YOUR OBJECTIVE: Copy out every line from the records that includes "title".

INFORMATION:
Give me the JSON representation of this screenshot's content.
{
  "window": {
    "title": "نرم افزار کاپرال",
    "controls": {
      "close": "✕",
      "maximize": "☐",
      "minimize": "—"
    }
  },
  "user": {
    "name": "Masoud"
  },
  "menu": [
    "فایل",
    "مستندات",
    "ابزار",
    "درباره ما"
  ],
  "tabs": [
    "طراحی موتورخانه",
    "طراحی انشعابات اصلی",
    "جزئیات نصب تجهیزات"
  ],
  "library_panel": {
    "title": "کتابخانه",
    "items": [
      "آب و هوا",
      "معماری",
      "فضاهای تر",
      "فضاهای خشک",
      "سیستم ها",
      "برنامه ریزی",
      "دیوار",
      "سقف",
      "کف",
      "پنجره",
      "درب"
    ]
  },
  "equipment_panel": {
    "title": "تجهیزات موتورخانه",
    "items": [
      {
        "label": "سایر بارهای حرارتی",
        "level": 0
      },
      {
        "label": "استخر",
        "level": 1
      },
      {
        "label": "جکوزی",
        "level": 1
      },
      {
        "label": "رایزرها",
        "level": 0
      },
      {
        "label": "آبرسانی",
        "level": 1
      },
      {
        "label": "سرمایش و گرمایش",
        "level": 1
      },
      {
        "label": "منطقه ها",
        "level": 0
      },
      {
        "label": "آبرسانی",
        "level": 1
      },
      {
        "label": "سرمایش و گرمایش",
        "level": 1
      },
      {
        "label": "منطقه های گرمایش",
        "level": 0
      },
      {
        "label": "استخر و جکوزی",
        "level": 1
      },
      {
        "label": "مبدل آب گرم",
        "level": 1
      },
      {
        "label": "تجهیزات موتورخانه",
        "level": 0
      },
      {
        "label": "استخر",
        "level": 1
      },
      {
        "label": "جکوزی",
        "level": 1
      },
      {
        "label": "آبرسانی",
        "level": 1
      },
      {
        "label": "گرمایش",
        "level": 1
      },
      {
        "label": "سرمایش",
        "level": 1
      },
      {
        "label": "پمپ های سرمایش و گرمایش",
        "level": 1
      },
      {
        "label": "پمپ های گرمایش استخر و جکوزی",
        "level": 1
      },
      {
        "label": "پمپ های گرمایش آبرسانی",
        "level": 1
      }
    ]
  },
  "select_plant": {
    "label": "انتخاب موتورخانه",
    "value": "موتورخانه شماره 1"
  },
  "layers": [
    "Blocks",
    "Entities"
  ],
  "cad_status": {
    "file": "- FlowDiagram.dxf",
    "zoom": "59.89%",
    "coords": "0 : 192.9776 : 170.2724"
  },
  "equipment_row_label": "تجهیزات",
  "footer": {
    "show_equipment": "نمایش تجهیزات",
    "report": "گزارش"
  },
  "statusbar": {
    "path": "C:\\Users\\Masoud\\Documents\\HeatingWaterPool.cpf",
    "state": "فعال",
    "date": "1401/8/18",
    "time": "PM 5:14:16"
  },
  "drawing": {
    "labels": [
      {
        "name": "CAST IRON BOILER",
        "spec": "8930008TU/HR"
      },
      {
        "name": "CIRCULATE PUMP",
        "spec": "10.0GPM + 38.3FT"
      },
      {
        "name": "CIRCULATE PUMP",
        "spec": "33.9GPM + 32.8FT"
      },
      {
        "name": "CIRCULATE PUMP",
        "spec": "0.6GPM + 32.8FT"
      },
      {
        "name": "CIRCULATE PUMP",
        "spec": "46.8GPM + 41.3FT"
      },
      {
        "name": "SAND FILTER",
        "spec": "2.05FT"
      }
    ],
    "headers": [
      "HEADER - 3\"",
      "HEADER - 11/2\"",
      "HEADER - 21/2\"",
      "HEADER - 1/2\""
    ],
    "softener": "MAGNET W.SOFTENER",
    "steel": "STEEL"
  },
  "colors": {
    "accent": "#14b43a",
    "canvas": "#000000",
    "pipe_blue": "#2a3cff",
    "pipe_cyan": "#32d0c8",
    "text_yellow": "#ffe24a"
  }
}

REPLY:
    "title": "نرم افزار کاپرال",
    "title": "کتابخانه",
    "title": "تجهیزات موتورخانه",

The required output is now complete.